_Provided information_
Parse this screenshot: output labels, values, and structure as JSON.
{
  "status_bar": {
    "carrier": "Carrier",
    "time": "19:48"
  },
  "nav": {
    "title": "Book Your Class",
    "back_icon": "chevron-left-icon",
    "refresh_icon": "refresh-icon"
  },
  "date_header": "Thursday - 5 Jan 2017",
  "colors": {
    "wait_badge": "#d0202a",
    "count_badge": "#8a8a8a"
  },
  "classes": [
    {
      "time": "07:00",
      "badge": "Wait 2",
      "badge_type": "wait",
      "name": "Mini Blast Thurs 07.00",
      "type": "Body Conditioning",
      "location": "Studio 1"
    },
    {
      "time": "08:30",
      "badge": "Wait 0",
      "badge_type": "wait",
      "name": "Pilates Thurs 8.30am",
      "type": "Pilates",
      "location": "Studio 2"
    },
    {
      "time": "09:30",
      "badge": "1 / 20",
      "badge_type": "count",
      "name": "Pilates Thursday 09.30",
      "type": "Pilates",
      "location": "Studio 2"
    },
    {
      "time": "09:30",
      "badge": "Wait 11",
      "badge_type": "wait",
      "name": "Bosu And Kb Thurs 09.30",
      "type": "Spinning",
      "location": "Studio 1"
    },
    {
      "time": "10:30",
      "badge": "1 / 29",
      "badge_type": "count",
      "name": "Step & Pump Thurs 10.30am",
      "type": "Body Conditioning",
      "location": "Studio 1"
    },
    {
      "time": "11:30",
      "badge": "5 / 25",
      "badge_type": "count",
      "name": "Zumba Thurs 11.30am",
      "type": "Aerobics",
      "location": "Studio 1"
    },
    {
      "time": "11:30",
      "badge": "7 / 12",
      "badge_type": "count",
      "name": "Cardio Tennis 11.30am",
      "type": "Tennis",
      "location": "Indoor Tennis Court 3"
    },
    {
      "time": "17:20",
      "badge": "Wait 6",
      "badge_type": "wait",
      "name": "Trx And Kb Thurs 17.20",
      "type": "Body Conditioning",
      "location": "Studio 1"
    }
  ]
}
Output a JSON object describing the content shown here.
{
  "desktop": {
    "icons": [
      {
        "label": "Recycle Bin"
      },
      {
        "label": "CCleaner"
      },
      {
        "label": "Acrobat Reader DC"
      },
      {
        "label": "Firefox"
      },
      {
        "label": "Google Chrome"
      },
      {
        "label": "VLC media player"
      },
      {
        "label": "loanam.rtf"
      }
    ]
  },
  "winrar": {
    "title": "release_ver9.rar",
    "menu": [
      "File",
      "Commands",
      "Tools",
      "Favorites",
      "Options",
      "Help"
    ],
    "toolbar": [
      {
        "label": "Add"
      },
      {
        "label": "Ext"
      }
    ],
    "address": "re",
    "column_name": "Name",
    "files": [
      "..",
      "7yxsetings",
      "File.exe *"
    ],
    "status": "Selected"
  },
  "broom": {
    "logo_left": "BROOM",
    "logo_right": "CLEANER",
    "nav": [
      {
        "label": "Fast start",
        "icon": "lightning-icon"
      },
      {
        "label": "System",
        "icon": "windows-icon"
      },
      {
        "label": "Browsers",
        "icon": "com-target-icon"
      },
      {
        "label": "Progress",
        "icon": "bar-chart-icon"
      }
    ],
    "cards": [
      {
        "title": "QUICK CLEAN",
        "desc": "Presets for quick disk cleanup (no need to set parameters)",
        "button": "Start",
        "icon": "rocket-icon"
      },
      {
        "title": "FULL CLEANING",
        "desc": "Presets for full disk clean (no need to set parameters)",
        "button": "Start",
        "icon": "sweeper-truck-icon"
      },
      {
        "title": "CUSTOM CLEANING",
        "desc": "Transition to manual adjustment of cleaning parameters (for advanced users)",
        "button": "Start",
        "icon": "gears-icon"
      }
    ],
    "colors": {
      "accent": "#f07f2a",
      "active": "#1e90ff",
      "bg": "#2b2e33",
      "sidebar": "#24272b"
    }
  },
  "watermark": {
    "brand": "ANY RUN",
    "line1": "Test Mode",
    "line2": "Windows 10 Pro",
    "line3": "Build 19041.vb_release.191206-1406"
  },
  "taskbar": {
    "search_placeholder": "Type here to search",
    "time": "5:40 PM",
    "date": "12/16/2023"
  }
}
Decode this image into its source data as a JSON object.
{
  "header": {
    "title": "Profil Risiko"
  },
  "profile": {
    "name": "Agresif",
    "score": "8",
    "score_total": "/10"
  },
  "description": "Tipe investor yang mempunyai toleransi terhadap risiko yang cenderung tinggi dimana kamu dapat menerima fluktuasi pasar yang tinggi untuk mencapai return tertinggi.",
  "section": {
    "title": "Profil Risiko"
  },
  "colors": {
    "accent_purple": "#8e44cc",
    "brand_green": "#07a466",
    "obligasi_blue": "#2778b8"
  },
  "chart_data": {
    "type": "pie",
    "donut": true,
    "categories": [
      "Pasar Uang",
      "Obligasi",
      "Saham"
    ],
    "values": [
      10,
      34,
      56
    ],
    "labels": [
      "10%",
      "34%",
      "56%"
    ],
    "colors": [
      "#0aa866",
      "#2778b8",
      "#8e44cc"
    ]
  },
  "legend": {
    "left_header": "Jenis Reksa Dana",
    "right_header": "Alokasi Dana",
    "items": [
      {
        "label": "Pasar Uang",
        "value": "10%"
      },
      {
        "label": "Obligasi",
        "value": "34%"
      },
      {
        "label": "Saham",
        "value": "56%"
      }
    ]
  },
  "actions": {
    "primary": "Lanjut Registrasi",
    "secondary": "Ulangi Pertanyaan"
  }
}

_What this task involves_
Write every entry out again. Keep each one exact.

_Response to the task_
Parse this screenshot: output labels, values, and structure as JSON.
{
  "status_bar": {
    "carrier": "Carrier",
    "time": "19:48"
  },
  "nav": {
    "title": "Book Your Class",
    "back_icon": "chevron-left-icon",
    "refresh_icon": "refresh-icon"
  },
  "date_header": "Thursday - 5 Jan 2017",
  "colors": {
    "wait_badge": "#d0202a",
    "count_badge": "#8a8a8a"
  },
  "classes": [
    {
      "time": "07:00",
      "badge": "Wait 2",
      "badge_type": "wait",
      "name": "Mini Blast Thurs 07.00",
      "type": "Body Conditioning",
      "location": "Studio 1"
    },
    {
      "time": "08:30",
      "badge": "Wait 0",
      "badge_type": "wait",
      "name": "Pilates Thurs 8.30am",
      "type": "Pilates",
      "location": "Studio 2"
    },
    {
      "time": "09:30",
      "badge": "1 / 20",
      "badge_type": "count",
      "name": "Pilates Thursday 09.30",
      "type": "Pilates",
      "location": "Studio 2"
    },
    {
      "time": "09:30",
      "badge": "Wait 11",
      "badge_type": "wait",
      "name": "Bosu And Kb Thurs 09.30",
      "type": "Spinning",
      "location": "Studio 1"
    },
    {
      "time": "10:30",
      "badge": "1 / 29",
      "badge_type": "count",
      "name": "Step & Pump Thurs 10.30am",
      "type": "Body Conditioning",
      "location": "Studio 1"
    },
    {
      "time": "11:30",
      "badge": "5 / 25",
      "badge_type": "count",
      "name": "Zumba Thurs 11.30am",
      "type": "Aerobics",
      "location": "Studio 1"
    },
    {
      "time": "11:30",
      "badge": "7 / 12",
      "badge_type": "count",
      "name": "Cardio Tennis 11.30am",
      "type": "Tennis",
      "location": "Indoor Tennis Court 3"
    },
    {
      "time": "17:20",
      "badge": "Wait 6",
      "badge_type": "wait",
      "name": "Trx And Kb Thurs 17.20",
      "type": "Body Conditioning",
      "location": "Studio 1"
    }
  ]
}
Output a JSON object describing the content shown here.
{
  "desktop": {
    "icons": [
      {
        "label": "Recycle Bin"
      },
      {
        "label": "CCleaner"
      },
      {
        "label": "Acrobat Reader DC"
      },
      {
        "label": "Firefox"
      },
      {
        "label": "Google Chrome"
      },
      {
        "label": "VLC media player"
      },
      {
        "label": "loanam.rtf"
      }
    ]
  },
  "winrar": {
    "title": "release_ver9.rar",
    "menu": [
      "File",
      "Commands",
      "Tools",
      "Favorites",
      "Options",
      "Help"
    ],
    "toolbar": [
      {
        "label": "Add"
      },
      {
        "label": "Ext"
      }
    ],
    "address": "re",
    "column_name": "Name",
    "files": [
      "..",
      "7yxsetings",
      "File.exe *"
    ],
    "status": "Selected"
  },
  "broom": {
    "logo_left": "BROOM",
    "logo_right": "CLEANER",
    "nav": [
      {
        "label": "Fast start",
        "icon": "lightning-icon"
      },
      {
        "label": "System",
        "icon": "windows-icon"
      },
      {
        "label": "Browsers",
        "icon": "com-target-icon"
      },
      {
        "label": "Progress",
        "icon": "bar-chart-icon"
      }
    ],
    "cards": [
      {
        "title": "QUICK CLEAN",
        "desc": "Presets for quick disk cleanup (no need to set parameters)",
        "button": "Start",
        "icon": "rocket-icon"
      },
      {
        "title": "FULL CLEANING",
        "desc": "Presets for full disk clean (no need to set parameters)",
        "button": "Start",
        "icon": "sweeper-truck-icon"
      },
      {
        "title": "CUSTOM CLEANING",
        "desc": "Transition to manual adjustment of cleaning parameters (for advanced users)",
        "button": "Start",
        "icon": "gears-icon"
      }
    ],
    "colors": {
      "accent": "#f07f2a",
      "active": "#1e90ff",
      "bg": "#2b2e33",
      "sidebar": "#24272b"
    }
  },
  "watermark": {
    "brand": "ANY RUN",
    "line1": "Test Mode",
    "line2": "Windows 10 Pro",
    "line3": "Build 19041.vb_release.191206-1406"
  },
  "taskbar": {
    "search_placeholder": "Type here to search",
    "time": "5:40 PM",
    "date": "12/16/2023"
  }
}
Decode this image into its source data as a JSON object.
{
  "header": {
    "title": "Profil Risiko"
  },
  "profile": {
    "name": "Agresif",
    "score": "8",
    "score_total": "/10"
  },
  "description": "Tipe investor yang mempunyai toleransi terhadap risiko yang cenderung tinggi dimana kamu dapat menerima fluktuasi pasar yang tinggi untuk mencapai return tertinggi.",
  "section": {
    "title": "Profil Risiko"
  },
  "colors": {
    "accent_purple": "#8e44cc",
    "brand_green": "#07a466",
    "obligasi_blue": "#2778b8"
  },
  "chart_data": {
    "type": "pie",
    "donut": true,
    "categories": [
      "Pasar Uang",
      "Obligasi",
      "Saham"
    ],
    "values": [
      10,
      34,
      56
    ],
    "labels": [
      "10%",
      "34%",
      "56%"
    ],
    "colors": [
      "#0aa866",
      "#2778b8",
      "#8e44cc"
    ]
  },
  "legend": {
    "left_header": "Jenis Reksa Dana",
    "right_header": "Alokasi Dana",
    "items": [
      {
        "label": "Pasar Uang",
        "value": "10%"
      },
      {
        "label": "Obligasi",
        "value": "34%"
      },
      {
        "label": "Saham",
        "value": "56%"
      }
    ]
  },
  "actions": {
    "primary": "Lanjut Registrasi",
    "secondary": "Ulangi Pertanyaan"
  }
}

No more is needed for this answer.